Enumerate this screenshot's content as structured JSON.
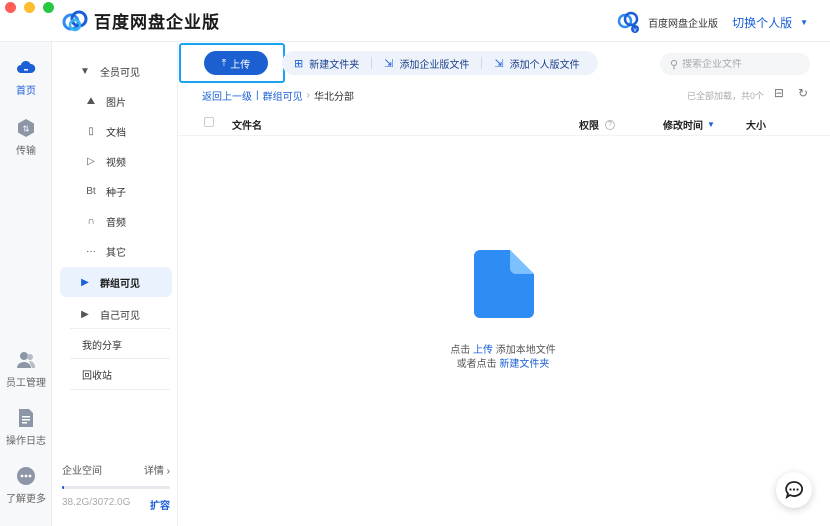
{
  "window": {
    "app_title": "百度网盘企业版"
  },
  "header": {
    "enterprise_name": "百度网盘企业版",
    "switch_label": "切换个人版"
  },
  "rail": {
    "items": [
      {
        "label": "首页",
        "icon": "cloud-home-icon",
        "active": true
      },
      {
        "label": "传输",
        "icon": "transfer-icon",
        "active": false
      },
      {
        "label": "员工管理",
        "icon": "staff-icon",
        "active": false
      },
      {
        "label": "操作日志",
        "icon": "log-icon",
        "active": false
      },
      {
        "label": "了解更多",
        "icon": "more-icon",
        "active": false
      }
    ]
  },
  "sidebar": {
    "all_visible": "全员可见",
    "categories": [
      {
        "label": "图片",
        "icon": "image-icon"
      },
      {
        "label": "文档",
        "icon": "document-icon"
      },
      {
        "label": "视频",
        "icon": "video-icon"
      },
      {
        "label": "种子",
        "icon": "torrent-icon"
      },
      {
        "label": "音频",
        "icon": "audio-icon"
      },
      {
        "label": "其它",
        "icon": "other-icon"
      }
    ],
    "group_visible": "群组可见",
    "self_visible": "自己可见",
    "my_share": "我的分享",
    "recycle_bin": "回收站",
    "storage": {
      "label": "企业空间",
      "details": "详情",
      "used_text": "38.2G/3072.0G",
      "used_fraction": 0.0124,
      "expand": "扩容"
    }
  },
  "toolbar": {
    "upload": "上传",
    "new_folder": "新建文件夹",
    "add_enterprise_file": "添加企业版文件",
    "add_personal_file": "添加个人版文件",
    "search_placeholder": "搜索企业文件"
  },
  "breadcrumb": {
    "back": "返回上一级",
    "parent": "群组可见",
    "current": "华北分部",
    "loaded_info": "已全部加载，共0个"
  },
  "table": {
    "col_name": "文件名",
    "col_permission": "权限",
    "col_modified": "修改时间",
    "col_size": "大小"
  },
  "empty": {
    "line1_prefix": "点击",
    "line1_link": "上传",
    "line1_suffix": "添加本地文件",
    "line2_prefix": "或者点击",
    "line2_link": "新建文件夹"
  },
  "colors": {
    "accent": "#1a5fd6",
    "upload_button": "#1c5fd0",
    "highlight_border": "#1aa3f0"
  }
}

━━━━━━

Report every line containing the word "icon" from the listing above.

        "icon": "cloud-home-icon",
        "icon": "transfer-icon",
        "icon": "staff-icon",
        "icon": "log-icon",
        "icon": "more-icon",
        "icon": "image-icon"
        "icon": "document-icon"
        "icon": "video-icon"
        "icon": "torrent-icon"
        "icon": "audio-icon"
        "icon": "other-icon"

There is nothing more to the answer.